Common Tools: LinkedIn, Meetup.com, Quora
4. User/Customer Experience
Empathy is a strong characteristic of a growth hacker because they are able to step into the shoes of their consumers and relate to their needs. Web analytics can help uncover weak spots in a user experience and devise a hypothesis for what can be done better.
Tools like Optimizely and VWO allow marketers to create AB tests but also have functionality for developers to add custom code for complex tests. Customer interviews are great ways to ask for candid feedback on “What can we do to serve you better?”
Intercom.io is a tool that allows you to message users from your website or app or have users message you. Hotjar similarly has website surveys, records a user’s screen during their session to help you understand what may be confusing and what may be valuable, and provide heat maps to see where they click.
Common Tools: Intercom.io, Hotjar, Appsee (mobile apps), Optimizely, VWO
5. Product Marketing
Product marketers know the product inside and out and how the features and value propositions can resonate with different target audiences. Having a fundamental understanding of how to communicate from a lead nurturing and sales perspective is key, especially for B2B businesses. For B2C, this is more focused on messaging and branding through website content like blog posts and videos.
Where do growth hackers work?
Growth hackers work mostly in startup environments. For that reason, the majority of Growth Hacker talent resides in San Francisco, New York and Chicago, but most startups with a software or app product that have raised a Series A likely are in need of someone to lead their growth.
With that said, larger companies are starting to adopt them as well, to act as a bridge between marketing and product development teams.
The growth hacker role is becoming more and more valuable. The ability to collaborate cross-functionally with the Sales, Engineering and Product teams and then translate those understandings into digital marketing strategy and data analysis is extremely valuable to startups that have already validated their product-market fit and are ready to scale.
If you’re a marketer looking for a way into the startup world, if you’re a data nerd looking to pursue a more creative and strategic role, or if you’re an entrepreneur looking to make an early hire, hopefully this article will help you with your growth goals.

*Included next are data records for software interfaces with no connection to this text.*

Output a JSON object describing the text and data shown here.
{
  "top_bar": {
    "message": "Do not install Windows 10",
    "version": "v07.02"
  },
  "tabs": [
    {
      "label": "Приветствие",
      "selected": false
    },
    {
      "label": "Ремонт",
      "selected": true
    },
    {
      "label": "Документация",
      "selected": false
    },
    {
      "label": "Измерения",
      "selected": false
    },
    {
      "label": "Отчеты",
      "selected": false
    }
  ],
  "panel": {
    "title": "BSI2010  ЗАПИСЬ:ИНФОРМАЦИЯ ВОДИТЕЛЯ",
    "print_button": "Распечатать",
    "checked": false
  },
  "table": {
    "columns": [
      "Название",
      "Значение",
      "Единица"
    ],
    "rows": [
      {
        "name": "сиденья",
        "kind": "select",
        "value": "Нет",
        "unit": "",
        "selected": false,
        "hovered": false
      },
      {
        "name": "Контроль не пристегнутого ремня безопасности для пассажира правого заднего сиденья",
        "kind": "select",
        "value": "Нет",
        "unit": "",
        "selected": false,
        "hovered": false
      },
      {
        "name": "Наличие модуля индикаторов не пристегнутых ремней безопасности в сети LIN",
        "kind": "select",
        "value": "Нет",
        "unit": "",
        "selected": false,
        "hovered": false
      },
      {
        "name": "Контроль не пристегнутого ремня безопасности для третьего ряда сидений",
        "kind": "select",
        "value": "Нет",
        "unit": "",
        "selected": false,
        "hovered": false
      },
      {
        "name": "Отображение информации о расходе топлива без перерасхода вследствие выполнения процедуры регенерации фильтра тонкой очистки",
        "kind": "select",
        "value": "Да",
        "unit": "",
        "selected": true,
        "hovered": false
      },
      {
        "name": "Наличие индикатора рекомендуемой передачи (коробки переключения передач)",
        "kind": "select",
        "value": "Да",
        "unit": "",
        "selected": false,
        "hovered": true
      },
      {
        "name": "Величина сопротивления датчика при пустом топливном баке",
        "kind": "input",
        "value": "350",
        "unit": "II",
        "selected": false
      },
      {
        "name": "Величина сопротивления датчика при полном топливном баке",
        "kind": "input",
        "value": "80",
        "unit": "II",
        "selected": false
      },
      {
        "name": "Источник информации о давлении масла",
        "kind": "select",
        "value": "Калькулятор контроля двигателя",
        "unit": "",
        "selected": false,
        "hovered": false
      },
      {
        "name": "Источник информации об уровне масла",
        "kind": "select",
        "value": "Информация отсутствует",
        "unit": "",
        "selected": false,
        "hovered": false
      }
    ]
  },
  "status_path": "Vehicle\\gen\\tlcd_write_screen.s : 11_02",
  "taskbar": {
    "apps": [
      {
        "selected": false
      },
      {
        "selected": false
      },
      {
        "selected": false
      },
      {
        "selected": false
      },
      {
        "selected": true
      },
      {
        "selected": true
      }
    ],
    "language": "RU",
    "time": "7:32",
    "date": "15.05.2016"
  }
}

Are you a growth hacker with something to add? Are you planning to hire a growth hacker in your business? Let us know your thoughts in the comment section below.
Amanda DiSilvestro is a writer for HigherVisibility, a full service SEO agency, and a contributor to SEW. You can connect with Amanda on Twitter and LinkedIn.